Here are the three core trend lines that are primed for movement in 2015. These aren't necessarily new topics, but they're topics that until now have been stuck in the mud. And the result of their movement is that we're going to be far better connected with the stories we care about. And I for one am excited about that.

Great Stories -- Not Great Tag Lines -- Will Prevail

Studios, networks and producers of the shows we follow and love know now, more than ever, that it's no longer about "selling the sizzle." It's all about making a better steak. The power of critics in film and theater, for example, have become less and less relevant at the box office. The effectiveness of the "quote" ad -- we've all seen them, the ones that say: "Best movie of the year," from twenty unrecognizable sources -- is rapidly becoming meaningless without the bite of the consumer endorsement. While consumer review websites have been around for quite some time, it's until only recently that producers and the entertainment industry have come to understand that great storytelling actually matters in winning the heart and minds of consumers. You can't simply spend your way to success or latch on to a high-profile brand and expect success -- just look at the Hollywood bomb rate if you need any evidence. In 2015, look for less "selling" and more "telling" in trailers along with a focus on extended content. Look for more campaigns like Netflix's House of Cards' season announcement that used a branded style of originality in what, for most shows, has been a historically mundane event. Great advertising can no longer simply sell consumers a story - it must be an active part in telling the story.

Great Stories Will Live Beyond the Experience Itself

Great advertising is great storytelling. Digital platforms -- and the continued fragmentation of devices we use -- mean huge opportunities for us to engage in the stories we love on the channels we use the most. Expect to see tons of additional custom content created around the characters we follow in fun ways that keep us engaged between episodes. Expect more ways to engage with audiences like the work from Masterpiece Theatre and PBS with Downton Abbey's holiday special, which brought fans into life at Downton in an unexpected way using guest star George Clooney. Expect more fun campaigns like Netflix and DreamWorks Animation's "King Julien New Year's Eve Countdown" -- a three minute video for parents to trick entertain their kids with a pre-midnight New Year's celebration. It worked like a charm in my house! Expect more participation with the creative team in developing characters on new platforms. With Amazon and other digitally-minded players getting into the content development business, expect big changes in where and how content lives at all touch points.
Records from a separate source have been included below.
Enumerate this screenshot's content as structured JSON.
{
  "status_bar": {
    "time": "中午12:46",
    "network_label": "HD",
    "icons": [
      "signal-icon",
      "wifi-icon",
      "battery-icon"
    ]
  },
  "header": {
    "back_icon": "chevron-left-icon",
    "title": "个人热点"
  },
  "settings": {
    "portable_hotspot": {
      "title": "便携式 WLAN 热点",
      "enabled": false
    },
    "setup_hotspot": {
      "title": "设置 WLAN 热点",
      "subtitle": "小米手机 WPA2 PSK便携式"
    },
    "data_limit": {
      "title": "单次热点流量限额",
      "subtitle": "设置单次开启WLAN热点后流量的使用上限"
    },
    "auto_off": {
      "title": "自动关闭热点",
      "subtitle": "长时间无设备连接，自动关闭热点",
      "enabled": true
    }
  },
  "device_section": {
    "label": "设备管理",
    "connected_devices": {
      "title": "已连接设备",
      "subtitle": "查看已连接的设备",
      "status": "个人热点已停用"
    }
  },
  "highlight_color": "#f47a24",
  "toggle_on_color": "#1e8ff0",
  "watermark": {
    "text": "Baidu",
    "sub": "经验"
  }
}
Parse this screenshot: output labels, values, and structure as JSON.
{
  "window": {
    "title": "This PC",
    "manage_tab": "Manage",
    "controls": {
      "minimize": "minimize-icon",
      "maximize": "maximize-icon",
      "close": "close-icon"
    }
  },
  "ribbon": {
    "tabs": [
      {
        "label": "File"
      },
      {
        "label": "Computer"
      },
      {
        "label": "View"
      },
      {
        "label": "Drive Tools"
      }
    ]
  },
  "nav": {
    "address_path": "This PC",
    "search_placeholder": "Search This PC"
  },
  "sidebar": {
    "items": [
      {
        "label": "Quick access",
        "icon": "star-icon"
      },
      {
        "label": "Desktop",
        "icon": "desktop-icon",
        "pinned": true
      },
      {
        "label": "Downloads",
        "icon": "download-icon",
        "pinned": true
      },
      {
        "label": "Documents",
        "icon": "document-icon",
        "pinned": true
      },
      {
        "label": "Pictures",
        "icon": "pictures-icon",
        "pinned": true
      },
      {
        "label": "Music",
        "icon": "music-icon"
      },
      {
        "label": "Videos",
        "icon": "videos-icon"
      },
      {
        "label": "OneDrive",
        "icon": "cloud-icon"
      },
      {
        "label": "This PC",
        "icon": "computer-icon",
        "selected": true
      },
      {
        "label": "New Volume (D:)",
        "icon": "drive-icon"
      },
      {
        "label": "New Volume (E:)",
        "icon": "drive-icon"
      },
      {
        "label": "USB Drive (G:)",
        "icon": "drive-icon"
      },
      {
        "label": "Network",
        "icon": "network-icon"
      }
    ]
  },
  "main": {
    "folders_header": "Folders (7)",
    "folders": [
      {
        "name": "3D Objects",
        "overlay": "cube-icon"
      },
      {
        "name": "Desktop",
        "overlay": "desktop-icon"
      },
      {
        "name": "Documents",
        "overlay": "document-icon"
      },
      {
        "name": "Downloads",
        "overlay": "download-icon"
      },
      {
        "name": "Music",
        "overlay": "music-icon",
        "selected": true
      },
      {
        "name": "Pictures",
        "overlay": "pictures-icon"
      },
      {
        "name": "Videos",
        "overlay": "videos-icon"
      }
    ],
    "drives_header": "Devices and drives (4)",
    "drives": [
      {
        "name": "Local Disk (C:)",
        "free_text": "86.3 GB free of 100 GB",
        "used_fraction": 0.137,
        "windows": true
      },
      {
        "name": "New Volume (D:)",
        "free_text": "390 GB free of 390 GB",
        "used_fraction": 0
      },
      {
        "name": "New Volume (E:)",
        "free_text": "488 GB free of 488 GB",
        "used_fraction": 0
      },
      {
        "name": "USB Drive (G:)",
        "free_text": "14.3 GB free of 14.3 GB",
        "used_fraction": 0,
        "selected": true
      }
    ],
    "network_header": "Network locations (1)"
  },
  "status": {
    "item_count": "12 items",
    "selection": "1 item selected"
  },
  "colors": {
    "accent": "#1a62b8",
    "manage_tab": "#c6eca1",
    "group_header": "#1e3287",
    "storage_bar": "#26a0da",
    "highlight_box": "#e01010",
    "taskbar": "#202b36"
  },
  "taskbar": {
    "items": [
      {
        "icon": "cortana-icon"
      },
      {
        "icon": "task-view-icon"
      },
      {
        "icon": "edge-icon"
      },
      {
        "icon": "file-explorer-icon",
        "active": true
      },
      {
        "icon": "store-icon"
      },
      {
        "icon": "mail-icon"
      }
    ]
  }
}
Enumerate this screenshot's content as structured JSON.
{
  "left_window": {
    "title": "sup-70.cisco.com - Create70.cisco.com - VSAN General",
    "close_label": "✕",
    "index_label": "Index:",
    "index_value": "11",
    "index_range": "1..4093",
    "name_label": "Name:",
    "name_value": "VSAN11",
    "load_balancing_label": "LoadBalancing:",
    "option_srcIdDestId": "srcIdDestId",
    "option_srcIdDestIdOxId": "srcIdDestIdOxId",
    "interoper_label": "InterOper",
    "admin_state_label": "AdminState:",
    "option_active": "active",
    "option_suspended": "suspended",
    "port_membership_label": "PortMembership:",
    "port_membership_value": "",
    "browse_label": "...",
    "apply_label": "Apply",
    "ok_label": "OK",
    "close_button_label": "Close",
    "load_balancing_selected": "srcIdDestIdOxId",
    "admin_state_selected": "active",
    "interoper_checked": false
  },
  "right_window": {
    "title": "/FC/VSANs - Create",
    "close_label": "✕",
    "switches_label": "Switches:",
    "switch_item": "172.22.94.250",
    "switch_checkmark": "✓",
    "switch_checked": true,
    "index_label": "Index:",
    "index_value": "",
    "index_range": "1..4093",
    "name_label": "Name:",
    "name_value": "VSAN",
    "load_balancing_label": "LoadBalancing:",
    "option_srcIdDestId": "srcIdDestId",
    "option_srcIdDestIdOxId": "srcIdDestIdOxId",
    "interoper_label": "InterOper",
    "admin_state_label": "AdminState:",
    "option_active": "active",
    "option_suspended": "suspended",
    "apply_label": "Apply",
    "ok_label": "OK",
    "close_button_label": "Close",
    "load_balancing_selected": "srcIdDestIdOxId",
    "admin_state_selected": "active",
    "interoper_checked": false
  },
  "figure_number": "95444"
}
Great Stories Will Invite Us to Engage

There is a major movement developing around big infrastructure enhancements invites communal fan feedback with greater impact. Yes, there have been a range of on-screen campaigns to get viewers engaged, from live social reads to online voting. But in venues, where audiences come together in-person -- particularly in film and live theater -- engagement has been sorely lacking. 2015 is the year in-venue connectivity becomes substantially more prevalent and a true enhancement to the experience of getting off your couch and into a live space. You will see more enhancements like the move by Cineplex Entertainment to offer reserved seating for a surcharge at their theaters. You will see more audience experiences like the work Selma did by inviting hundreds of thousands of middle school students to see the film for free on MLK Day - score one for "audience engagement"! Read the buzz around #SelmaforStudents if you need any evidence. There is value in watching entertainment in communal settings, and technology will begin to play a role in enhancing this.

Exciting stuff indeed.